Saturday, November 04, 2006

Hyper-local hero

Photo by Bob Christy/Kent State

Rob Curley
has gotten a lot of good press for his success at newspaper websites, but none better than the profile now online at Fast Company. Here's a typical observation:

... then along comes Curley, unburdened by pieties about "how we've always done it." Unlike previous ink-stained generations, he and his mostly young charges practice journalism with software code, video, podcasts, audio, slide shows, blogs--whatever works. Multimedia storytelling comes as naturally to him as satire did to Mencken. Likewise, interactivity: The notion of a newspaper as a conversation rather than a lecture doesn't strike fear in Curley, the way it does some newspaper purists. It's exciting, full of promise.

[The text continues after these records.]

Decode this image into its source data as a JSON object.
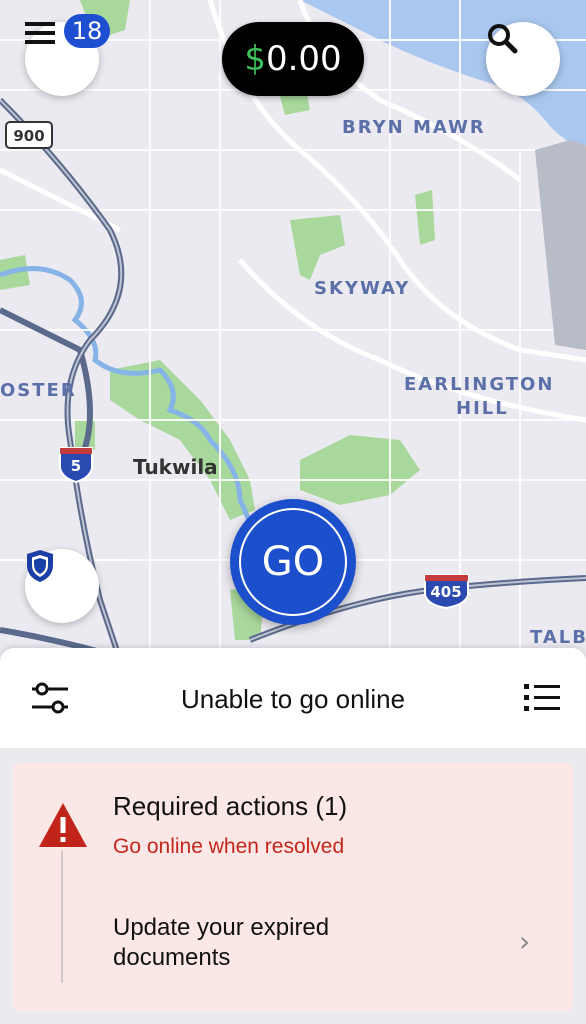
{
  "colors": {
    "accent": "#1b4fcc",
    "earnings_currency": "#3fbe5b",
    "alert_text": "#c4271b",
    "alert_bg": "#fbe8e6",
    "warning_icon": "#c0241b"
  },
  "map": {
    "labels": {
      "bryn_mawr": "BRYN MAWR",
      "skyway": "SKYWAY",
      "earlington_1": "EARLINGTON",
      "earlington_2": "HILL",
      "foster": "OSTER",
      "talb": "TALB",
      "tukwila": "Tukwila"
    },
    "shields": {
      "i5": "5",
      "i405": "405",
      "sr900": "900"
    }
  },
  "header": {
    "menu_icon": "hamburger-menu-icon",
    "notification_count": "18",
    "earnings_currency": "$",
    "earnings_amount": "0.00",
    "search_icon": "search-icon"
  },
  "safety_icon": "shield-icon",
  "go_button_label": "GO",
  "status": {
    "title": "Unable to go online",
    "filter_icon": "sliders-icon",
    "list_icon": "list-icon"
  },
  "required_actions": {
    "title": "Required actions (1)",
    "subtitle": "Go online when resolved",
    "warning_icon": "warning-triangle-icon",
    "item_line1": "Update your expired",
    "item_line2": "documents",
    "chevron": "›"
  }
}
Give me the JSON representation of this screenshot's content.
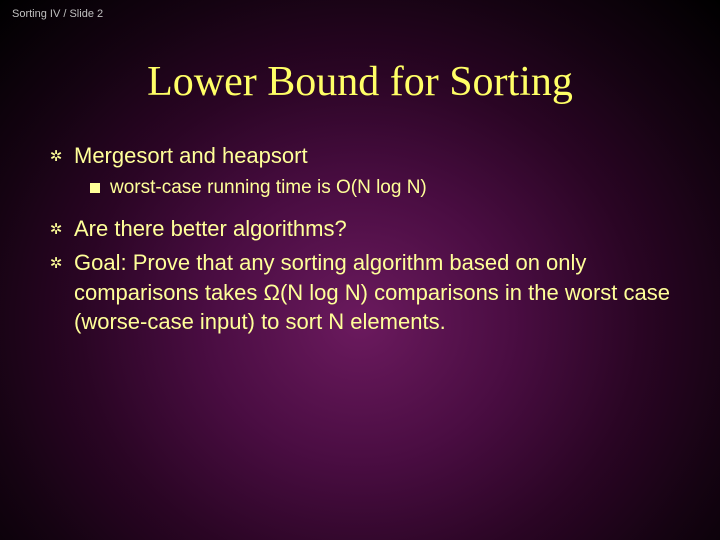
{
  "header": "Sorting IV / Slide 2",
  "title": "Lower Bound for Sorting",
  "bullets": {
    "b1": "Mergesort and heapsort",
    "b1_sub": "worst-case running time is O(N log N)",
    "b2": "Are there better algorithms?",
    "b3": "Goal: Prove that any sorting algorithm based on only comparisons takes Ω(N log N) comparisons in the worst case (worse-case input) to sort N elements."
  }
}
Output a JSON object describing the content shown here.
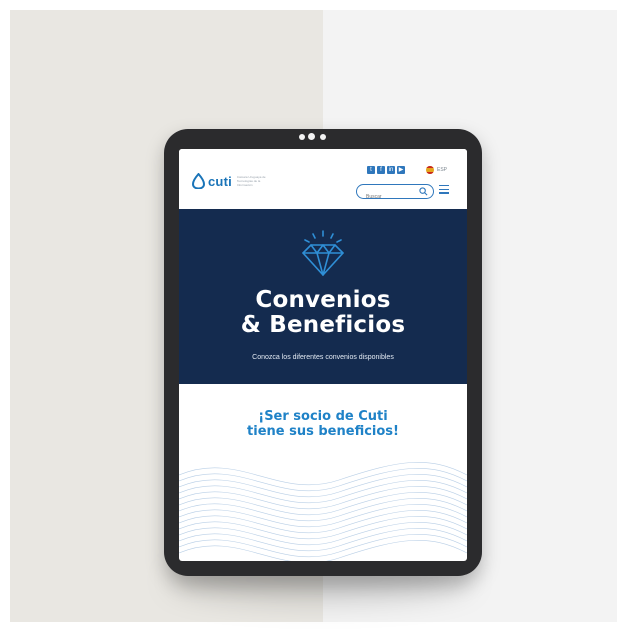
{
  "brand": {
    "name": "cuti",
    "tagline": "Cámara Uruguaya de Tecnologías de la Información",
    "primary_color": "#1a74b8",
    "dark_color": "#142b4f"
  },
  "header": {
    "social_icons": [
      "twitter-icon",
      "facebook-icon",
      "linkedin-icon",
      "youtube-icon"
    ],
    "language": "ESP",
    "search": {
      "placeholder": "Buscar",
      "value": ""
    }
  },
  "hero": {
    "title_line1": "Convenios",
    "title_line2": "& Beneficios",
    "subtitle": "Conozca los diferentes convenios disponibles"
  },
  "promo": {
    "line1": "¡Ser socio de Cuti",
    "line2": "tiene sus beneficios!"
  }
}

And although that may seem a little super-heated, there is much to like about the way Curley approaches the business of employing digital tools to extend the work newspapers do. Importantly, one clear focus is on satsfying the information needs of audiences, not just doing what we've always done in different forms. I liked this explanation from Curley:

"Most people still think of a newspaper Web site as a digital version of what went on the press last night, but that's a small part of what we do," Curley says. "I want a site to be so cool and important to people that they talk about it the way you talk about having a great park where you live. It's a local amenity."

–Howard Weaver


  1. Curley's work is impressive and there's a lot we can take from it. We're trying to find a feature or several features to bring locals to the Web site every day. The form of choice now is blogs, but it will take new forms soon. I think we're seeing "fun" on the Web site that isn't happening in the paper and we have to run with it.

  2. Anonymous6:54 AM